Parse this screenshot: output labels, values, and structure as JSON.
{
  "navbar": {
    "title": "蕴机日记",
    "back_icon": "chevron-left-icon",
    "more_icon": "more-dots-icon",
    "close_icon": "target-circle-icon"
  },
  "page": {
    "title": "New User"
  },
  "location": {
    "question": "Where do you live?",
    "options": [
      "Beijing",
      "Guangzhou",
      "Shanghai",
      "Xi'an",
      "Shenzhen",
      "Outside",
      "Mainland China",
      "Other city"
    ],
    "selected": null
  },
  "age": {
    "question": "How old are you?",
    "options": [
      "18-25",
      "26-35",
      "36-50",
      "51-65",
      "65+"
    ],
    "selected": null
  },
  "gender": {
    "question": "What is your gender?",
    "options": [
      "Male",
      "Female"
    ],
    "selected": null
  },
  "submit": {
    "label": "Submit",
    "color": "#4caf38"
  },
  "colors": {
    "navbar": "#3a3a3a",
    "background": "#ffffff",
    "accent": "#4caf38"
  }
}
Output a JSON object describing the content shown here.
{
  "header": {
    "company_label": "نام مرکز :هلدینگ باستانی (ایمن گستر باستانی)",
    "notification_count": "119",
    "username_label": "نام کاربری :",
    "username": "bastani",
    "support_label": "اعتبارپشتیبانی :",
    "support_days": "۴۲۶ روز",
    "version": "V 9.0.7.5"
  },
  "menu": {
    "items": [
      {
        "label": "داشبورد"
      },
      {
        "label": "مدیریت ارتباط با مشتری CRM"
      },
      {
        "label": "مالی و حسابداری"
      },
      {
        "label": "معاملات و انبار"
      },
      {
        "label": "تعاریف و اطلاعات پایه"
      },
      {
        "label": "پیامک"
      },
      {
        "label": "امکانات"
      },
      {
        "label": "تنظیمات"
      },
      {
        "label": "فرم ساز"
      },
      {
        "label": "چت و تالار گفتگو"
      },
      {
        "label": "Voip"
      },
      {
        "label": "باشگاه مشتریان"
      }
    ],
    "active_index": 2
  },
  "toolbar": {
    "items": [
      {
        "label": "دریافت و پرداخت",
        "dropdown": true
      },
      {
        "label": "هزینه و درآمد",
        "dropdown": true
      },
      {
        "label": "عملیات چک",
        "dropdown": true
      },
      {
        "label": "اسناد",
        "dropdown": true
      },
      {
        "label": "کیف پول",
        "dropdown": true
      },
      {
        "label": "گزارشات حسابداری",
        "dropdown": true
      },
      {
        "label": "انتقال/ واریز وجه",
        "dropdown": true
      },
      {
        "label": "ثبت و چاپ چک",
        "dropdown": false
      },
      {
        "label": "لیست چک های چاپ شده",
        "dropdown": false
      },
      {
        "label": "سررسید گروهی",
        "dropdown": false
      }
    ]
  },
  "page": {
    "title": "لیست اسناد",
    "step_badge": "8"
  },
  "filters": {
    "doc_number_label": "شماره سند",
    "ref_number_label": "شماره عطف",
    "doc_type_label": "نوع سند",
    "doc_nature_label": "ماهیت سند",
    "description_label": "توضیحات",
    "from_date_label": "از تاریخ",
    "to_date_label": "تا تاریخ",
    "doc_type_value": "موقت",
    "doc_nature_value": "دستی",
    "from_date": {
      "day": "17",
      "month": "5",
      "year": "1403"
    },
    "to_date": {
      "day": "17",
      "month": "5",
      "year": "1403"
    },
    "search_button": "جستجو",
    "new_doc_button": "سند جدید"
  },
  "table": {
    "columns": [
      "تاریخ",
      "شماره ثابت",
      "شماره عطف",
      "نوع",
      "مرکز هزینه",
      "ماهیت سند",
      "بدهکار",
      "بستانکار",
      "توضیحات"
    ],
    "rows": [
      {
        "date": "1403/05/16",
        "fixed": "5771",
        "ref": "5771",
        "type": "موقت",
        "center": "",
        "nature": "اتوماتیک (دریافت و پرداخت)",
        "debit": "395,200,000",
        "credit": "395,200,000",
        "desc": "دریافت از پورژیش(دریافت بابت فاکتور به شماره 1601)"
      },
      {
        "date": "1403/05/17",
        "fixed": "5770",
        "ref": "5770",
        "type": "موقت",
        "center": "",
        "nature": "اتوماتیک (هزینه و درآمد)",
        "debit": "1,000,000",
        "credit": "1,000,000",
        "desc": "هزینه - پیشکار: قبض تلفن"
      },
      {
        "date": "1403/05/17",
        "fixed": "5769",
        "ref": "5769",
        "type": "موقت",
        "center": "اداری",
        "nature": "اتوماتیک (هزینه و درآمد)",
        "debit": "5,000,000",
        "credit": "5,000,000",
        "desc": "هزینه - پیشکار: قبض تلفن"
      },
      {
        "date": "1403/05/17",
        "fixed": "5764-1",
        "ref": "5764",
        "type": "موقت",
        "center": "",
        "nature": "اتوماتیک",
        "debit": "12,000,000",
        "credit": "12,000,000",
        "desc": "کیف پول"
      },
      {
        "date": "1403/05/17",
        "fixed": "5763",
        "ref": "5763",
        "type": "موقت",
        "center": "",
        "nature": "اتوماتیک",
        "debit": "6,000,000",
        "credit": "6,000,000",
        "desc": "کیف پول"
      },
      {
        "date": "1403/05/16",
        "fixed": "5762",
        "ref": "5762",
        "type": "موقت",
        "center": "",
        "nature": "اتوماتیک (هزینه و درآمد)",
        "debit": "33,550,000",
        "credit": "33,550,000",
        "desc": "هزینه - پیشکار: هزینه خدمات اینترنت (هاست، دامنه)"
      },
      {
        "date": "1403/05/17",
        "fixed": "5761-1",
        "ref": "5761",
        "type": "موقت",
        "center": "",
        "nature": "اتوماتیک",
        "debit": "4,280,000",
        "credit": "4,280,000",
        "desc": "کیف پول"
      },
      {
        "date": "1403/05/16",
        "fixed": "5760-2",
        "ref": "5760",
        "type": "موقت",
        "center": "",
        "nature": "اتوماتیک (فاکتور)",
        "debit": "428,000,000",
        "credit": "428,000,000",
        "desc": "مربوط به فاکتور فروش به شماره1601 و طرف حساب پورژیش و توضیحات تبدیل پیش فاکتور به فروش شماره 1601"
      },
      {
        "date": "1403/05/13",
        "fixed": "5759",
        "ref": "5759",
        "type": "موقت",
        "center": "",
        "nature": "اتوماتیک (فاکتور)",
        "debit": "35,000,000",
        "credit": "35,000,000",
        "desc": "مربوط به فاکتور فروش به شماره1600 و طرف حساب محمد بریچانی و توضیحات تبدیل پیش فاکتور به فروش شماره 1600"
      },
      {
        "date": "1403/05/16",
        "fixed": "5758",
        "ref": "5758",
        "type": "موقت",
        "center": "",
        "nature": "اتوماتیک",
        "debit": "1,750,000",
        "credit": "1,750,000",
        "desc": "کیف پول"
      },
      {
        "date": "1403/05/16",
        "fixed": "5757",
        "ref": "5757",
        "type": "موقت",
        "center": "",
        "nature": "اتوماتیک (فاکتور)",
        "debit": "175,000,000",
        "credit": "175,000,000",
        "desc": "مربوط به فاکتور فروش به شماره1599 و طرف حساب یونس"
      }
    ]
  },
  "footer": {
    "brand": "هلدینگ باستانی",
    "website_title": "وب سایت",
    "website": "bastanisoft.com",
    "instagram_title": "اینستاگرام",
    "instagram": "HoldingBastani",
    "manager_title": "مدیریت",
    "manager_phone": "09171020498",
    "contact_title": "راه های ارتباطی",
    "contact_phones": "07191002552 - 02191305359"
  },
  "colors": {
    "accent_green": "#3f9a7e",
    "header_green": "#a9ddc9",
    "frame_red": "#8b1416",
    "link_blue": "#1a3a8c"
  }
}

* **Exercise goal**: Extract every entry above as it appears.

* **Task answer**:
Parse this screenshot: output labels, values, and structure as JSON.
{
  "navbar": {
    "title": "蕴机日记",
    "back_icon": "chevron-left-icon",
    "more_icon": "more-dots-icon",
    "close_icon": "target-circle-icon"
  },
  "page": {
    "title": "New User"
  },
  "location": {
    "question": "Where do you live?",
    "options": [
      "Beijing",
      "Guangzhou",
      "Shanghai",
      "Xi'an",
      "Shenzhen",
      "Outside",
      "Mainland China",
      "Other city"
    ],
    "selected": null
  },
  "age": {
    "question": "How old are you?",
    "options": [
      "18-25",
      "26-35",
      "36-50",
      "51-65",
      "65+"
    ],
    "selected": null
  },
  "gender": {
    "question": "What is your gender?",
    "options": [
      "Male",
      "Female"
    ],
    "selected": null
  },
  "submit": {
    "label": "Submit",
    "color": "#4caf38"
  },
  "colors": {
    "navbar": "#3a3a3a",
    "background": "#ffffff",
    "accent": "#4caf38"
  }
}
Output a JSON object describing the content shown here.
{
  "header": {
    "company_label": "نام مرکز :هلدینگ باستانی (ایمن گستر باستانی)",
    "notification_count": "119",
    "username_label": "نام کاربری :",
    "username": "bastani",
    "support_label": "اعتبارپشتیبانی :",
    "support_days": "۴۲۶ روز",
    "version": "V 9.0.7.5"
  },
  "menu": {
    "items": [
      {
        "label": "داشبورد"
      },
      {
        "label": "مدیریت ارتباط با مشتری CRM"
      },
      {
        "label": "مالی و حسابداری"
      },
      {
        "label": "معاملات و انبار"
      },
      {
        "label": "تعاریف و اطلاعات پایه"
      },
      {
        "label": "پیامک"
      },
      {
        "label": "امکانات"
      },
      {
        "label": "تنظیمات"
      },
      {
        "label": "فرم ساز"
      },
      {
        "label": "چت و تالار گفتگو"
      },
      {
        "label": "Voip"
      },
      {
        "label": "باشگاه مشتریان"
      }
    ],
    "active_index": 2
  },
  "toolbar": {
    "items": [
      {
        "label": "دریافت و پرداخت",
        "dropdown": true
      },
      {
        "label": "هزینه و درآمد",
        "dropdown": true
      },
      {
        "label": "عملیات چک",
        "dropdown": true
      },
      {
        "label": "اسناد",
        "dropdown": true
      },
      {
        "label": "کیف پول",
        "dropdown": true
      },
      {
        "label": "گزارشات حسابداری",
        "dropdown": true
      },
      {
        "label": "انتقال/ واریز وجه",
        "dropdown": true
      },
      {
        "label": "ثبت و چاپ چک",
        "dropdown": false
      },
      {
        "label": "لیست چک های چاپ شده",
        "dropdown": false
      },
      {
        "label": "سررسید گروهی",
        "dropdown": false
      }
    ]
  },
  "page": {
    "title": "لیست اسناد",
    "step_badge": "8"
  },
  "filters": {
    "doc_number_label": "شماره سند",
    "ref_number_label": "شماره عطف",
    "doc_type_label": "نوع سند",
    "doc_nature_label": "ماهیت سند",
    "description_label": "توضیحات",
    "from_date_label": "از تاریخ",
    "to_date_label": "تا تاریخ",
    "doc_type_value": "موقت",
    "doc_nature_value": "دستی",
    "from_date": {
      "day": "17",
      "month": "5",
      "year": "1403"
    },
    "to_date": {
      "day": "17",
      "month": "5",
      "year": "1403"
    },
    "search_button": "جستجو",
    "new_doc_button": "سند جدید"
  },
  "table": {
    "columns": [
      "تاریخ",
      "شماره ثابت",
      "شماره عطف",
      "نوع",
      "مرکز هزینه",
      "ماهیت سند",
      "بدهکار",
      "بستانکار",
      "توضیحات"
    ],
    "rows": [
      {
        "date": "1403/05/16",
        "fixed": "5771",
        "ref": "5771",
        "type": "موقت",
        "center": "",
        "nature": "اتوماتیک (دریافت و پرداخت)",
        "debit": "395,200,000",
        "credit": "395,200,000",
        "desc": "دریافت از پورژیش(دریافت بابت فاکتور به شماره 1601)"
      },
      {
        "date": "1403/05/17",
        "fixed": "5770",
        "ref": "5770",
        "type": "موقت",
        "center": "",
        "nature": "اتوماتیک (هزینه و درآمد)",
        "debit": "1,000,000",
        "credit": "1,000,000",
        "desc": "هزینه - پیشکار: قبض تلفن"
      },
      {
        "date": "1403/05/17",
        "fixed": "5769",
        "ref": "5769",
        "type": "موقت",
        "center": "اداری",
        "nature": "اتوماتیک (هزینه و درآمد)",
        "debit": "5,000,000",
        "credit": "5,000,000",
        "desc": "هزینه - پیشکار: قبض تلفن"
      },
      {
        "date": "1403/05/17",
        "fixed": "5764-1",
        "ref": "5764",
        "type": "موقت",
        "center": "",
        "nature": "اتوماتیک",
        "debit": "12,000,000",
        "credit": "12,000,000",
        "desc": "کیف پول"
      },
      {
        "date": "1403/05/17",
        "fixed": "5763",
        "ref": "5763",
        "type": "موقت",
        "center": "",
        "nature": "اتوماتیک",
        "debit": "6,000,000",
        "credit": "6,000,000",
        "desc": "کیف پول"
      },
      {
        "date": "1403/05/16",
        "fixed": "5762",
        "ref": "5762",
        "type": "موقت",
        "center": "",
        "nature": "اتوماتیک (هزینه و درآمد)",
        "debit": "33,550,000",
        "credit": "33,550,000",
        "desc": "هزینه - پیشکار: هزینه خدمات اینترنت (هاست، دامنه)"
      },
      {
        "date": "1403/05/17",
        "fixed": "5761-1",
        "ref": "5761",
        "type": "موقت",
        "center": "",
        "nature": "اتوماتیک",
        "debit": "4,280,000",
        "credit": "4,280,000",
        "desc": "کیف پول"
      },
      {
        "date": "1403/05/16",
        "fixed": "5760-2",
        "ref": "5760",
        "type": "موقت",
        "center": "",
        "nature": "اتوماتیک (فاکتور)",
        "debit": "428,000,000",
        "credit": "428,000,000",
        "desc": "مربوط به فاکتور فروش به شماره1601 و طرف حساب پورژیش و توضیحات تبدیل پیش فاکتور به فروش شماره 1601"
      },
      {
        "date": "1403/05/13",
        "fixed": "5759",
        "ref": "5759",
        "type": "موقت",
        "center": "",
        "nature": "اتوماتیک (فاکتور)",
        "debit": "35,000,000",
        "credit": "35,000,000",
        "desc": "مربوط به فاکتور فروش به شماره1600 و طرف حساب محمد بریچانی و توضیحات تبدیل پیش فاکتور به فروش شماره 1600"
      },
      {
        "date": "1403/05/16",
        "fixed": "5758",
        "ref": "5758",
        "type": "موقت",
        "center": "",
        "nature": "اتوماتیک",
        "debit": "1,750,000",
        "credit": "1,750,000",
        "desc": "کیف پول"
      },
      {
        "date": "1403/05/16",
        "fixed": "5757",
        "ref": "5757",
        "type": "موقت",
        "center": "",
        "nature": "اتوماتیک (فاکتور)",
        "debit": "175,000,000",
        "credit": "175,000,000",
        "desc": "مربوط به فاکتور فروش به شماره1599 و طرف حساب یونس"
      }
    ]
  },
  "footer": {
    "brand": "هلدینگ باستانی",
    "website_title": "وب سایت",
    "website": "bastanisoft.com",
    "instagram_title": "اینستاگرام",
    "instagram": "HoldingBastani",
    "manager_title": "مدیریت",
    "manager_phone": "09171020498",
    "contact_title": "راه های ارتباطی",
    "contact_phones": "07191002552 - 02191305359"
  },
  "colors": {
    "accent_green": "#3f9a7e",
    "header_green": "#a9ddc9",
    "frame_red": "#8b1416",
    "link_blue": "#1a3a8c"
  }
}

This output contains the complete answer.